  • Characteristics of LADA
    • Adult age (usually over 30 years) at time of diagnosis
    • May initially appear to be non-obese Type 2 diabetes
    • May initially be controlled with nutrition and exercise
    • Patient gradually becomes dependent on insulin
    • Positive for auto-antibodies
    • Low C-peptide levels in the body
    • Often does not have a family history of Type 2 diabetes
  • Criteria for LADA
    • Aged at least 30 years or older
    • Positive for at least one of the auto-antibodies found in type 1 diabetes
    • Free from insulin treatment for the first six months after diagnosis.
    • 20% of persons diagnosed as having non-obesity-related type 2 diabetes may actually have LADA
  • LADA Vs T2DM
    • C-peptid levels
    • LADA have low level VS Normal or high in T2DM
    • Glutamic acid decarboxylase(GAD) autoantibodies – Common in T1DM
    • Early age of onset
    • Non obese individuals
    • No family history of early onset diabetes
    • Ketosis prone
    • May requires insulin after initial 6 months
  • Diagnosis
    • Performing a GAD antibody test is the most common method of diagnosing LADA.
    • Islet cell antibodies (ICA) are also common.
  • Management
    • LADA often does not require insulin at the time of diagnosis and may be managed with diet and exercise.
    •   Due to destruction of the β-cells, they become insulin dependent more rapidly than “classic” type 2 diabetes
    • May require multiple daily Insulin injections(after 6 months)
    • Thank you
  •  
  • Monogenic Forms of Diabetes
    • Forms Associated with Insulin Resistance
        • Mutation in the insulin receptor gene
        • Type A insulin resistance
        • Leprechaunism
        • Rabson-Mendenhall Syndrome
        • Lipoatrophic diabetes

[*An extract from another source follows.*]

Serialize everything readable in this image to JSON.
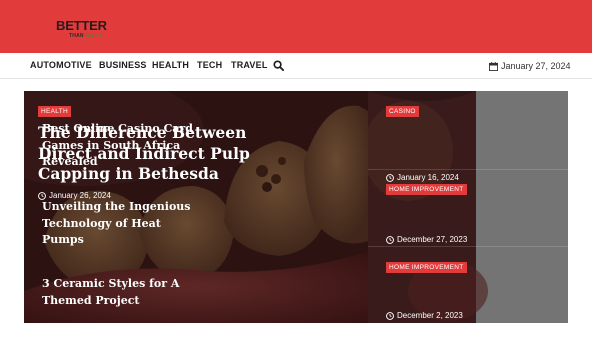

        • Mutations in the PPAR γ gene
    • Forms Associated with Defective Insulin Secretion
    • Mutations in insulin or proinsulin genes
    • Mitochondrial gene mutations
    • Muturity-Onset diabetes of the young (MODY)
  • MODY
    • Associated with Defective Insulin Secretion
    • HNF-4 α (MODY 1)
    • Glucokinase (MODY 2)
    • HNF-1 α (MODY 3)
    • IPF (MODY 4)
    • HNF-1 β (MODY 5)
    • NeuroD1/BETA2 (MODY 6)
  • MODY Vs T2DM
    • Mode of inheritance
      • MODY: Monogenic, autosomal dominant
      • DM2: Polygenic
    • Age of onset
      • MODY: Childhood, adolescence, usually <25 years
      • DM2: Usually 40-60 years; occasionally in obese adolescents
    • Pedigree
      • MODY: Multi-generational
      • DM2: Rarely multi-generational
  • Distinguishing Clinical Characteristics of MODY and Type 2 Diabetes [2/2]
    • Penetrance
      • MODY: 80-95 %
      • DM2: Variable (10-40 %)
    • Body habitus
      • MODY: Not obese
      • DM2: Usually obese
    • Dysmetabolic syndrome
      • MODY: Absent
      • DM2: Usually present
  •  
  • Investigations
    • MODY should be considered in patients with 1.non-ketotic diabetes at presentation
    • 2. Strong family history of diabetes mellitus without pancreatic auto-antibodies.
    • MODY Vs T2DM
    •   hyperinsulinaemia and high-normal c-peptide in T2DM
  • MODY vs T2DM
    • Prominent family history of diabetes in 2-3 generations
    • Childhood, adolescence, usually <25 years
    • Usually not associated with obesity